The Model Rules of Professional Conduct set a high bar for us future attorneys: “A lawyer, as a member of the legal profession, is a representative of clients, an officer of the legal system and a public citizen having special responsibility for the quality of justice.” States have toyed with what this means in terms of legal practice, sifting through the benefits and pitfalls of mandatory pro bono programs. While we could undoubtedly moan and complain about New York’s own 50-hour pro bono requirement, it is important to see the aim: to inculcate a sense of public responsibility to professionals.

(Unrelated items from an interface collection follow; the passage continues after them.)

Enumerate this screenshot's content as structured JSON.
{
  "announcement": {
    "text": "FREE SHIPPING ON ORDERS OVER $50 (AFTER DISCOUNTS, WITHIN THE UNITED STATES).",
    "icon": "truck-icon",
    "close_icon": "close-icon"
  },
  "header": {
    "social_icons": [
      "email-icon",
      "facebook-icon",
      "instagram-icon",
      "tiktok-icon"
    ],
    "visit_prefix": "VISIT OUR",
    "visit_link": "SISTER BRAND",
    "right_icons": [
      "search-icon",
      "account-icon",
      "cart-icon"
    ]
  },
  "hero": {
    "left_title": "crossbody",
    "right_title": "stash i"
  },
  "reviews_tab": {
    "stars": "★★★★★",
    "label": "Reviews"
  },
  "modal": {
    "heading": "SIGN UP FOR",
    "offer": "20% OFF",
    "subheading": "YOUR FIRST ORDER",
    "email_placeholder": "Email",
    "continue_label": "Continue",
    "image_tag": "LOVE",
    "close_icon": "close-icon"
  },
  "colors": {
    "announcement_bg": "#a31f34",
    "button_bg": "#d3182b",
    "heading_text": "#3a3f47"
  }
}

Columbia’s Public Interest Law Foundation (PILF) is a non-profit organization, but more importantly it is a vehicle for public interest advocacy. While it does operate a community grants program, it endeavors to reach the immediate community in part by providing access to those alumni who have dedicated themselves to public service. Earlier this month, PILF awarded U.S. Solicitor General Donald B. Verrilli, Jr. ’83 with the Public Interest Achievement Award at PILF’s Annual Dinner. Attending as a board member, I was unsure of what to expect of the occasion. The Dinner, organized by Dee Kuchukulla ’15 and Mary Dohrmann ’15, was held at Columbia’s carved-out corner within the Princeton Club and complete with a cocktail hour to mingle with a plethora of faculty members, alumni, and the guest of honor himself. The turnout, particularly by the faculty, was nothing short of jaw dropping; then again, it isn’t every day that a legal giant agrees—enthusiastically, even—to attend a predominantly student-run event.

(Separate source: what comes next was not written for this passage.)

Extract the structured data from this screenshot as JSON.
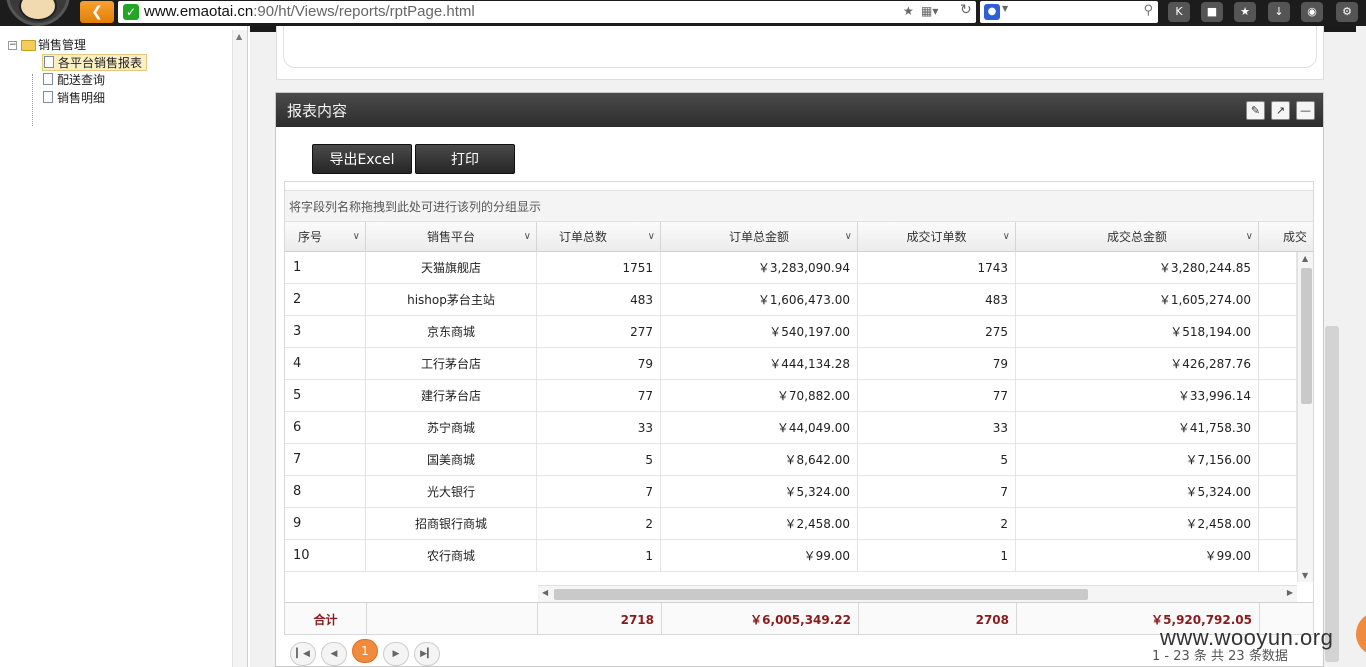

The first thing I would note were the near-tears of the Solicitor General after a touching introduction by Professor Peter Strauss. To some degree I was tickled by this display of emotion as a reminder that government officials are people too, but on a more serious level I was stunned by the strength of this long-standing relationship developed through Columbia. Professor Strauss read from a letter of recommendation he wrote to Justice Brennan on Verrilli’s behalf thirty years ago. It stressed to me the lengths this community is willing to go to actualize the goals of its members, whatever those goals might be. The second point is that Verrilli impressed me; certainly I respect his work, but what I really found remarkable was the vehemence with which he believes in service in the public interest. Some of us who weighed the pros and cons of a Columbia Law degree surely came across the school’s supposed reputation for producing grist for the firm mill. I count myself among the “fallen,” having accepted a summer firm position despite original aspirations of working within the mental health field and newer ambitions of entering academia. I worry at times that I have traded some integral part of myself simply for an easier, more secure course.

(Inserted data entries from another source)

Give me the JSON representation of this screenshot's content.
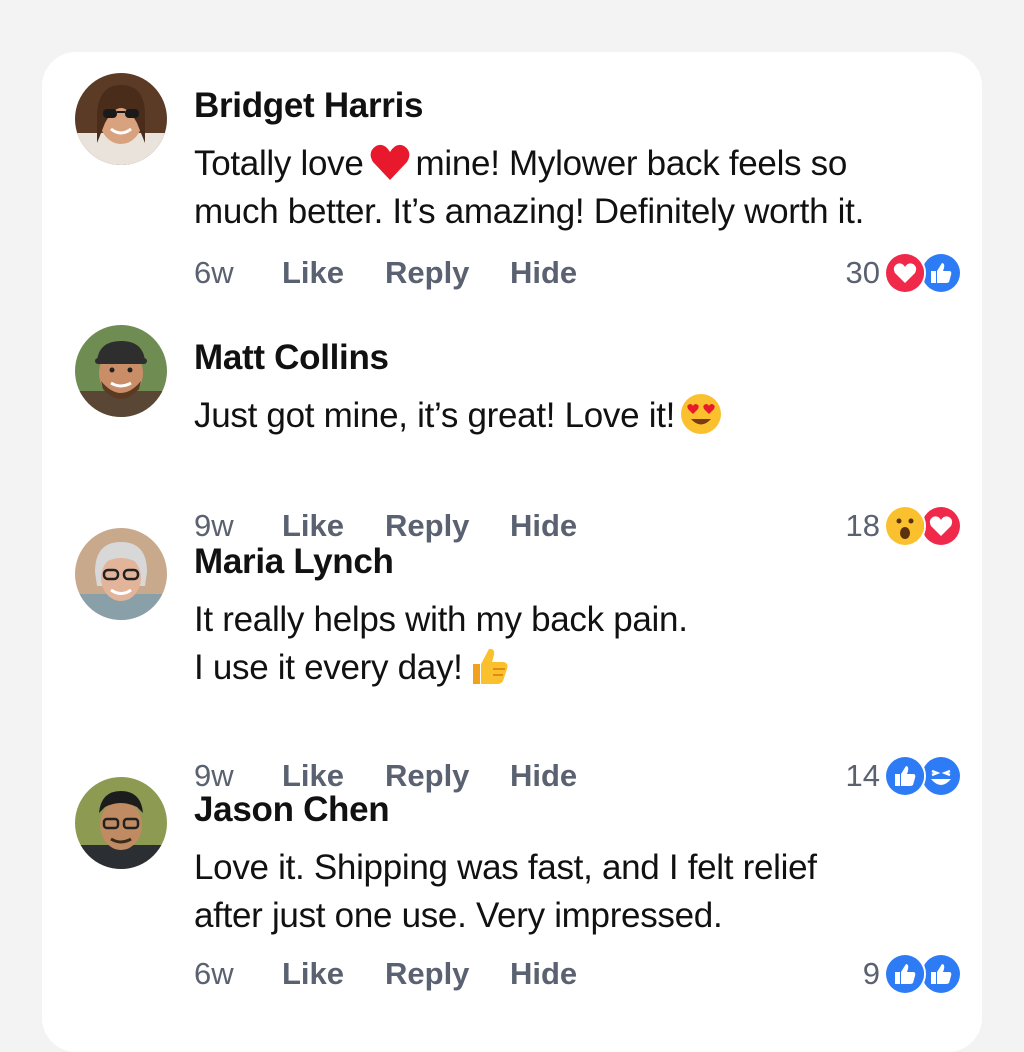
{
  "comments": [
    {
      "name": "Bridget Harris",
      "line1_a": "Totally love",
      "line1_b": "mine! Mylower back feels so",
      "line2": "much better. It’s amazing! Definitely worth it.",
      "time": "6w",
      "like": "Like",
      "reply": "Hide",
      "reply_label": "Reply",
      "count": "30",
      "reactions": [
        "love-reaction-icon",
        "like-reaction-icon"
      ]
    },
    {
      "name": "Matt Collins",
      "line1": "Just got mine, it’s great! Love it!",
      "time": "9w",
      "like": "Like",
      "reply_label": "Reply",
      "hide": "Hide",
      "count": "18",
      "reactions": [
        "wow-reaction-icon",
        "love-reaction-icon"
      ]
    },
    {
      "name": "Maria Lynch",
      "line1": "It really helps with my back pain.",
      "line2": "I use it every day!",
      "time": "9w",
      "like": "Like",
      "reply_label": "Reply",
      "hide": "Hide",
      "count": "14",
      "reactions": [
        "like-reaction-icon",
        "haha-reaction-icon"
      ]
    },
    {
      "name": "Jason Chen",
      "line1": "Love it. Shipping was fast, and I felt relief",
      "line2": "after just one use. Very impressed.",
      "time": "6w",
      "like": "Like",
      "reply_label": "Reply",
      "hide": "Hide",
      "count": "9",
      "reactions": [
        "like-reaction-icon",
        "like-reaction-icon"
      ]
    }
  ],
  "colors": {
    "like_blue": "#2d7cf6",
    "love_red": "#f0284a",
    "meta_gray": "#5a6170"
  }
}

I asked Verrilli informally about his thoughts on Columbia’s aforementioned reputation. He actually looked surprised and even a bit confused. He then launched into a recitation of all his former classmates who do work in the public interest as well as the variety of ways in which they do it. He himself worked at Jenner & Block and managed to maintain a healthy pro bono practice while there. I found this heartening, and as he outlined the successes of other alumni, I realized that a stark either-or approach is an affront to a large portion of the legal community. “There’s always time to work for the public interest,” Verrilli said. “Look at your entire year and devote a fraction of it—say 10 percent—to work for people that society has neglected.” More than time, there are many ways to do public interest work. No, we will not all be the Solicitor General of the United States, we may not spend 100% of our time giving free legal advice (although some of us will), but we can maintain a hold on the dedication to service. We can start to strengthen that grip early. For example, a large portion of donations from PILF’s Annual Auction* goes to Guaranteed Summer Funding, which many students use to fund their 1L summer. The benefiting students serve everywhere from government agencies, non-profit organizations, and now judicial chambers. We get that sense of public responsibility into our blood, and organizations like PILF as well as our home-grown alumni and faculty are the vehicles by which we enable ourselves to keep in touch with that responsibility. There’s always time—and ways—to work for the public interest. We just have to be cognizant of that fact.
*The 2014 PILF Auction will be held on April 10